Have you ever wandered through a supermarket fruit and vegetable section, gazed at all the produce, but been completely clueless on what’s ‘en saison’? If you have, don’t worry – you’re probably not the only one!
Thanks to world-wide transportation, production, preservation and marketing networks, most products can now be found in supermarkets all year round.
For example, you might be able to find blueberries in the coldest depths of a northern hemisphere winter, but you can be sure that they’ve had a long journey all the way from South America to be there.
And their price tag will reflect that too – transatlantic travel costs of course mean that South American blueberries will be more expensive than local blueberries, picked and harvested when they are mature in our part of the world – that’s August and September in France.
French Markets, however, are quite unique and special.
One of the reasons we love them so much is they tend to stock just the freshest of seasonal produce – on these Markets, you can see the best of the Seasonal and Regional produce available. The Markets are packed with color and offer a stimulating sensory experience for visitors that will differ depending on the time of year and the location!
With many people shopping entirely at their local market, the French are well versed on their seasonal produce – they know what to buy and when and this is reflected in their cuisine throughout the seasons.
We think it would be great if everyone cooked more seasonally! So to help get you started on your seasonal culinary exploration, we’ve put together a calendar of what’s good and when (including some of the not-so-obvious French translations!).
One of the things we love about the Fall in France s that we start to see a beautiful selection of Roots - 'Légumes Racine' (Pannais, Tompinambour, Navet), a huge selection of Mushrooms (Chanterlle, Cèpes, Trumpet de la Mort, Pleurotes, etc) and tons of the items from the Squash family (Courge, Potimarron, Potiron) returning to the Market!
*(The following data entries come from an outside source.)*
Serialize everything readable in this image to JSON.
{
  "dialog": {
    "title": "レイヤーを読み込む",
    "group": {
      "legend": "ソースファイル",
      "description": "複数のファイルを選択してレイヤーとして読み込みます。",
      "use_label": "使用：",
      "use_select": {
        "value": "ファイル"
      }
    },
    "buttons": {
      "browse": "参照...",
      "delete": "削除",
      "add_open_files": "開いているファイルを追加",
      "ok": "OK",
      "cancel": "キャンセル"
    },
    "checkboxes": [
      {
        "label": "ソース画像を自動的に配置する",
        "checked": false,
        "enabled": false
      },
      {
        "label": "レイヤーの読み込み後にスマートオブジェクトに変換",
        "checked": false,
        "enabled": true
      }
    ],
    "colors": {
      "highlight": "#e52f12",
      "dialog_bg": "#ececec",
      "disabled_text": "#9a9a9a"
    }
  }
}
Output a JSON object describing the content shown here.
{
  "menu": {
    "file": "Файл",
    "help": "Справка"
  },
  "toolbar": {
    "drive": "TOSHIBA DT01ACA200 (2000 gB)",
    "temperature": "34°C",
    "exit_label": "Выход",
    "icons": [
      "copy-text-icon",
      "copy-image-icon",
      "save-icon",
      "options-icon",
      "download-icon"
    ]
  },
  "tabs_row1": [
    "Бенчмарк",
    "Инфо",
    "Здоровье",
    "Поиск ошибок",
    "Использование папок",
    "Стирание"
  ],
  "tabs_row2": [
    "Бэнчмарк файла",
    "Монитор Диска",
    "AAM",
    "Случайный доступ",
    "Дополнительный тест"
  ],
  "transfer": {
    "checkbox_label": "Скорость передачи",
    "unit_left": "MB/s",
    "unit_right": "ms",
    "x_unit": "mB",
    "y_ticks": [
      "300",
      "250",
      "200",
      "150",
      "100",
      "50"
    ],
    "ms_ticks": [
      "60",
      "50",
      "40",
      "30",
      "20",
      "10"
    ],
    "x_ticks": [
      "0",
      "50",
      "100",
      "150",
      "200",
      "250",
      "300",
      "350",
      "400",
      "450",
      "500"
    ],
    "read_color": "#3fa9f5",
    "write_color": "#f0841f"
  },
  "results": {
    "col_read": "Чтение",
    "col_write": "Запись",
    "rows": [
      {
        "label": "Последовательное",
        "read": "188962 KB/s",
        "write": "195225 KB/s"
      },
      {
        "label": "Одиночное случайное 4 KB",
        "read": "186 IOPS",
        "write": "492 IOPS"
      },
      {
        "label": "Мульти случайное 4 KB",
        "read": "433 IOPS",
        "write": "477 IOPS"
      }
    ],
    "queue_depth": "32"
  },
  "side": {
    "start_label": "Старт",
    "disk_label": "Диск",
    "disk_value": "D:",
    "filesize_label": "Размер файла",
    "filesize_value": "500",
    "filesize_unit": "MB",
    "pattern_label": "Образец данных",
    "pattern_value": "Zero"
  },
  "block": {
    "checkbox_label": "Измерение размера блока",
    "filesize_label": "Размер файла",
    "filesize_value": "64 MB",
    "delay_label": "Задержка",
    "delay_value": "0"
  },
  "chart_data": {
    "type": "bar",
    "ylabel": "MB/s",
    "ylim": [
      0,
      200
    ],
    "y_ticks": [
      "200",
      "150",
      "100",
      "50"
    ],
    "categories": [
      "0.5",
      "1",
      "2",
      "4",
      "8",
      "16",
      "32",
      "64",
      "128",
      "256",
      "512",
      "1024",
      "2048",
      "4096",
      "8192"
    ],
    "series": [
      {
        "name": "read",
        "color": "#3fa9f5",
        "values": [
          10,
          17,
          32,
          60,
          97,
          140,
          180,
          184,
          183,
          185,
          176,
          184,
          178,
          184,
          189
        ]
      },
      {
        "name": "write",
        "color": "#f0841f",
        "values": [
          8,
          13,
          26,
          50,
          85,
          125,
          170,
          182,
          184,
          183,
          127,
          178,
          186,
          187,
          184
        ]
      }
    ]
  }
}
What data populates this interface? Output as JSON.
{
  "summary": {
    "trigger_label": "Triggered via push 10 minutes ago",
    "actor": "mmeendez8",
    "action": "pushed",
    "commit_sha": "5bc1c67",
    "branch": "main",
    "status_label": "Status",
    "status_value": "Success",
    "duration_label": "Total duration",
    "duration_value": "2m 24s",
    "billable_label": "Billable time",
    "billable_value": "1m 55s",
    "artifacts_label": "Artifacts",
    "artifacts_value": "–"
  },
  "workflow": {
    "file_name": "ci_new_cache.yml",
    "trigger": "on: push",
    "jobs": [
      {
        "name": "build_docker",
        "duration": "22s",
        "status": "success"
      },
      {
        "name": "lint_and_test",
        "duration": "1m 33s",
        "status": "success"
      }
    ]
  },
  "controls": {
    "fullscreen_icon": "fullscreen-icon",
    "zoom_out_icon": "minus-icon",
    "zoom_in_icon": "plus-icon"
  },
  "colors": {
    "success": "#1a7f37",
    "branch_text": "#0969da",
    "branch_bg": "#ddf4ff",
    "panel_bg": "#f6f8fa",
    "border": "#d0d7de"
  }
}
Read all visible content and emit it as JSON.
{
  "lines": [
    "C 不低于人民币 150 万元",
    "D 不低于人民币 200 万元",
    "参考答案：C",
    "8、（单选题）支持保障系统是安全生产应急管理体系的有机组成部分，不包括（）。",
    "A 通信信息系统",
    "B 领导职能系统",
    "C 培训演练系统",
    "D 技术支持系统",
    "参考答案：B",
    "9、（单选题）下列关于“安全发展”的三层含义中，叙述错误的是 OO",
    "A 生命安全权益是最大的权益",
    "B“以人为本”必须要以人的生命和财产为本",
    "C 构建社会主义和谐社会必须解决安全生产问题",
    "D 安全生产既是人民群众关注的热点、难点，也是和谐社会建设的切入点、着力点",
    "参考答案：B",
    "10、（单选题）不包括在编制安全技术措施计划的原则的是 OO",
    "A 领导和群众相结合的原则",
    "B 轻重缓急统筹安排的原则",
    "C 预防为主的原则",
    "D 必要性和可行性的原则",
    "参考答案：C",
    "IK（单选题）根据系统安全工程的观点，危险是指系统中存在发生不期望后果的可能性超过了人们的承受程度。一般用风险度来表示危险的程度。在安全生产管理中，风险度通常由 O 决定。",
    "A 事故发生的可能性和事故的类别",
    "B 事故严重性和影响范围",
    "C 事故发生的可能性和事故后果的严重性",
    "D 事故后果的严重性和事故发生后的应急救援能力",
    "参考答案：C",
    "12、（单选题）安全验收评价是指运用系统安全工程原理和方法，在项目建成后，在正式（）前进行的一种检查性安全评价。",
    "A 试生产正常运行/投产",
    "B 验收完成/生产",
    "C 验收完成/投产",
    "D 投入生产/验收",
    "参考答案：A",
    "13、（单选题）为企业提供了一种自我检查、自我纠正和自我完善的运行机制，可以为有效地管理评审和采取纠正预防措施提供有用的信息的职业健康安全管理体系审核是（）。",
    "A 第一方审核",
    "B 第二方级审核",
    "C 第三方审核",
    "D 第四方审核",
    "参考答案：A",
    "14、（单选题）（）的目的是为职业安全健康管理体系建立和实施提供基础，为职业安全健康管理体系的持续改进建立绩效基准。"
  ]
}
So if you're planning on going to the market during the next months, you will find below a little list of ideas of what you should put in your shopping basket.
One of the seasonl recipes we love, is based on Asparagus.
As we always tell those with us, use your creativity and make the recipe yours!
Here you have a guideline for a spring side dish or starter.
Let your taste buds be your guide, however, tell us what you decided to add and how it turned out !
Asperges Sauce Mousseline
800 g asparagus
250 g unsalted butter
4 tablespoons water
4 egg yolks
salt and white pepper
juice of 1/2 lemon
75 ml heavy cream, whipped
Make an Hollandaise sauce: Clarify the butter.
Whisk the water and egg yolks in a small pan with a little salt and pepper. Whisk over low heat or in a bain-marie until the mixture is thick enough for the whisk to leave a trail. The base of the pan must never be more than hand-hot. Remove from the heat and whisk in the tepid butter, a few drops at a time. As the sauce thickens the butter can be added faster. When all the butter is added, stir in the lemon juice and adjust the seasoning.
Add the whipped cream.
Clean the asparagus; tie them up together with kitchen string.
Cook in a large saucepan in salted boiling water.
Check with a knife.
To serve, arrange some asparagus on a plate and top with some Sauce Mousseline.